The above example shows a modification to the connection string for the Salesforce driver, which adjusts the Salesforce API to version 36, and reduces the timeout setting to 30 seconds.

Please use custom driver settings with extreme care, as invalid settings could cause your ELT jobs to fail. We recommend you check with us before making changes regarding the specific format requirements of each driver.

Ajilius. Customisable automation.

 

SharePoint Data Warehouse

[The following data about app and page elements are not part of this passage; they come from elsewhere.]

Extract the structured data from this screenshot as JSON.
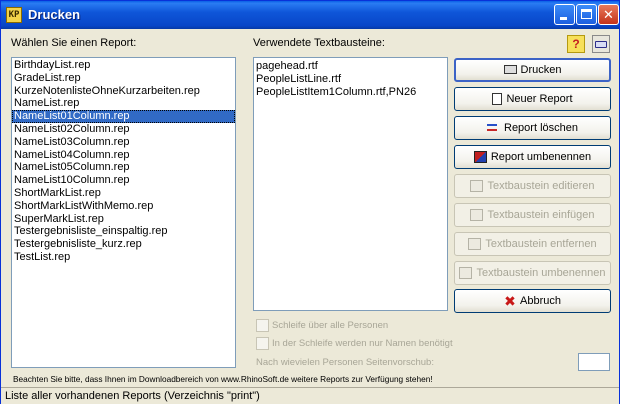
{
  "window": {
    "title": "Drucken",
    "app_icon_text": "KP"
  },
  "labels": {
    "choose_report": "Wählen Sie einen Report:",
    "used_text_blocks": "Verwendete Textbausteine:"
  },
  "reports": [
    "BirthdayList.rep",
    "GradeList.rep",
    "KurzeNotenlisteOhneKurzarbeiten.rep",
    "NameList.rep",
    "NameList01Column.rep",
    "NameList02Column.rep",
    "NameList03Column.rep",
    "NameList04Column.rep",
    "NameList05Column.rep",
    "NameList10Column.rep",
    "ShortMarkList.rep",
    "ShortMarkListWithMemo.rep",
    "SuperMarkList.rep",
    "Testergebnisliste_einspaltig.rep",
    "Testergebnisliste_kurz.rep",
    "TestList.rep"
  ],
  "selected_report_index": 4,
  "text_blocks": [
    "pagehead.rtf",
    "PeopleListLine.rtf",
    "PeopleListItem1Column.rtf,PN26"
  ],
  "buttons": {
    "print": "Drucken",
    "new_report": "Neuer Report",
    "delete_report": "Report löschen",
    "rename_report": "Report umbenennen",
    "edit_text_block": "Textbaustein editieren",
    "insert_text_block": "Textbaustein einfügen",
    "remove_text_block": "Textbaustein entfernen",
    "rename_text_block": "Textbaustein umbenennen",
    "cancel": "Abbruch"
  },
  "options": {
    "loop_all_persons": "Schleife über alle Personen",
    "names_only_in_loop": "In der Schleife werden nur Namen benötigt",
    "page_break_after": "Nach wievielen Personen Seitenvorschub:",
    "page_break_value": ""
  },
  "note": "Beachten Sie bitte, dass Ihnen im Downloadbereich von www.RhinoSoft.de weitere Reports zur Verfügung stehen!",
  "status_bar": "Liste aller vorhandenen Reports (Verzeichnis \"print\")",
  "icons": {
    "help": "?",
    "close": "✕"
  }
}
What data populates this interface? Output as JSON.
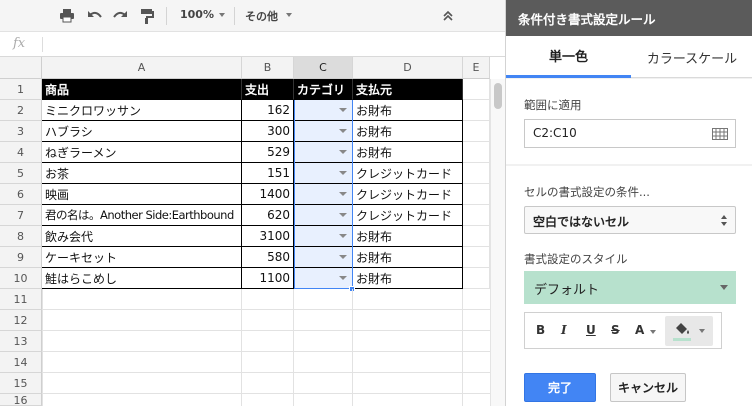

Reference data – the common lookup tables that drive many data warehouses – often has no clear home in an organisation. It usually gets dumped in spreadsheets, XML files or text files, and ends up in a mess. Recently we’ve found that SharePoint Online makes a great repository for DW reference data. It can be managed and maintained in a clean, multi-user environment, then neatly integrated into the data warehouse.

This was supposed to be a post about the relative merits of SharePoint and Google Sheets for the maintenance of reference data. Unfortunately, Google’s approach to browser-based OAUTH authentication doesn’t play well on servers, so we’re temporarily shelving Google Sheets as an Ajilius data source until we figure out a workable solution.

On with SharePoint!

Adding a SharePoint Online data source to Ajilius is a breeze. Simply enter your site, user name and password:

sharepoint01

Refresh your SharePoint metadata, and you’ll see the libraries, lists and other data sources that can be loaded into Ajilius. Here we’ve created a simple list in which we can maintain details of public holidays.

sharepoint02

You’ll notice that there are many metadata columns added by SharePoint. In fact, we’re only interested in three columns, and we’ll clean that up once we’ve imported the metadata.

Import your metadata just like any other Ajilius data source, by selecting the Load Metadata option from the context menu for the SharePoint.PublicHolidays table. Here is the screen to complete the metadata:

sharepoint03

When added, you’ll see a screen like this, showing the columns for which metadata has been imported:

sharepoint04

Let’s clean up those extra columns we don’t need. Click the Change link at the top of the right-hand panel, and you’ll be taken to the column list.

sharepoint05

We’re going to use the Delete link, highlighted in the previous picture, to quickly delete a large number of columns from the table. When you click it, you will see a simplified form of the column mapper. You can choose to delete a column by changing the drop-down to Delete, either by selection, or most browsers support simply tabbing into the drop-down and pressing the ‘D’ key to set the value.

sharepoint06

When you’ve deleted the columns you don’t need, you should be left with a Date, Store and Title column. Clean up their metadata with some better descriptions, set the Date and Store as business keys to the table, and it should look like this:

sharepoint07

Next, use the Scripts option from the load_public_holiday context menu, and Create and Load your new table. Here is how your screen should look after loading the data.

sharepoint08

And when we view the data, we can see that it has been successfully loaded from our source in SharePoint Online.

sharepoint09

SharePoint Online makes a great multi-user tool for managing the small reference data sets that often get overlooked in the data warehouse governance process. Ajilius now includes a SharePoint connector as a standard feature, at no additional cost.

Ajilius. Now with SharePoint.

 

 

 

Persistent Staging Tutorial

It almost qualifies as a Frequently Asked Question in demonstrations:

How do you handle persistent staging?

Persistent Staging is typically used to keep data from source systems in its original state.

One common reason for doing this is to have a full set of source system data available to support future changes that you may wish to make to star schemas. Having the data already in the data warehouse makes it simple to recreate or modify the star schema at will.

There are two types of persistent staging supported by Ajilius:

  • Latest
  • Historic

Read the tutorial to discover exactly how they work.

Persistent Staging Tutorial